The acting was rather bad. Looking at the programme it looks like a few of the cast have had a very heavy weighted television and film career as a pose to stage. I feel this might have been a downfall.
It was so frustrating how the majority of the characters spoke over each other meaning many of the lines were very rarely finished. It made it all feel so rushed and not rehearsed. Actually a lot of the potential humorous lines where missed due to this. People jumping in here, there and everywhere. The whole feel of the show was very mismatched. This included the plot which did not seem to follow anything really. Even the time period was questionable. Nothing pin pointed it on stage. The set was saying 21st century chic with the vintage pieces. Whilst one costume screamed the 60s. None of the costumes seemed in keeping with each other or even matched one decade.
A key point of theatre for me is relating to it. Watching something that is realistic. None of this was realistic. The party was but as soon as you delved further into the story and the morality/impact on relationships was mixed in, it all seemed so far fetched. (SPOILER ALERT) In what situation would you find out you have cancer by over hearing a conversation between a friend/your doctor and sister and then so calmly approach that ‘friend’. Firstly, why would your personal doctor be your friend? That doesn’t happen very often in real life, virtually never when dealing with terminal illnesses. And then the big green light came in representing the shock of the cancer. Cliché!
We then somehow managed to jump into a seance mid-show? Monika just blurted out ‘Let’s have a seance!’ WHAT?! At no point leading up to this was there any inkling of the interest in the paranormal. The funniest part did occur during this scene but how we got there still baffles me!
There were then freeze frames thrown in everywhere! There are only so many freeze frames you can tolerate especially when some of the cast feel that they are exempt from them. A freeze frame means you freeze. Not continue moving and sighing which was rather distracting.
The script was poncy. I completely understand that philosophy was the main part and that the writer specialises in philosophy which accounts for all the philosophical terms and views but the language was just unneeded. Extravagant words thrown in for the sake of it. I can accept a few here and there with purpose but full sentences, not so much.
Overall, this play was incredibly bizarre! Far too much happening at one. Many of the characters seemed pointless.

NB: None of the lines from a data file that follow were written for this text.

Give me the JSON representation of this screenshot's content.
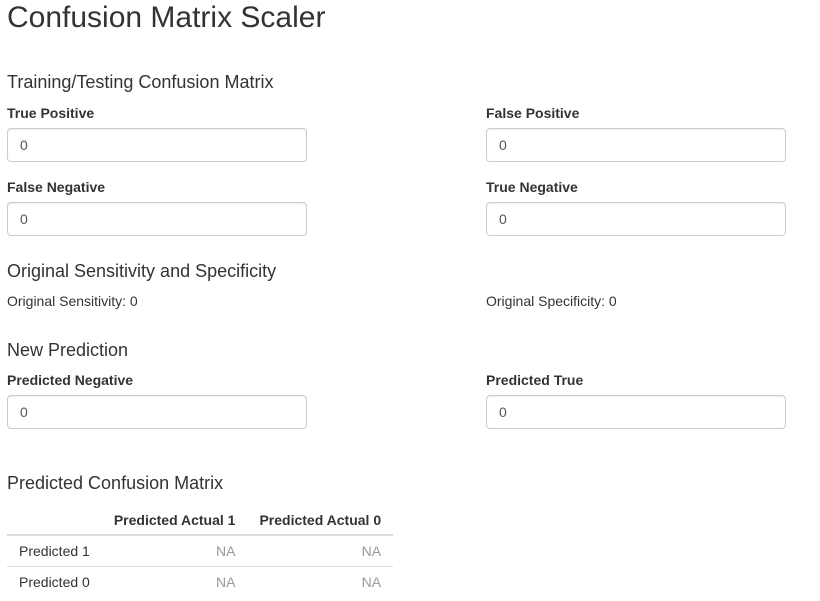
{
  "page": {
    "title": "Confusion Matrix Scaler"
  },
  "training": {
    "section_title": "Training/Testing Confusion Matrix",
    "true_positive": {
      "label": "True Positive",
      "value": "0"
    },
    "false_positive": {
      "label": "False Positive",
      "value": "0"
    },
    "false_negative": {
      "label": "False Negative",
      "value": "0"
    },
    "true_negative": {
      "label": "True Negative",
      "value": "0"
    }
  },
  "original": {
    "section_title": "Original Sensitivity and Specificity",
    "sensitivity_text": "Original Sensitivity: 0",
    "specificity_text": "Original Specificity: 0"
  },
  "new_prediction": {
    "section_title": "New Prediction",
    "predicted_negative": {
      "label": "Predicted Negative",
      "value": "0"
    },
    "predicted_true": {
      "label": "Predicted True",
      "value": "0"
    }
  },
  "predicted_matrix": {
    "section_title": "Predicted Confusion Matrix",
    "columns": [
      "",
      "Predicted Actual 1",
      "Predicted Actual 0"
    ],
    "rows": [
      {
        "label": "Predicted 1",
        "cells": [
          "NA",
          "NA"
        ]
      },
      {
        "label": "Predicted 0",
        "cells": [
          "NA",
          "NA"
        ]
      }
    ]
  }
}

There are two more showings left of this if you feel the urge to see it but I would definitely advise you spend your money on something else. Information on the show and tickets can be found here https://www.tristanbatestheatre.co.uk/whats-on/screaming-secrets and it closes today, February 24th.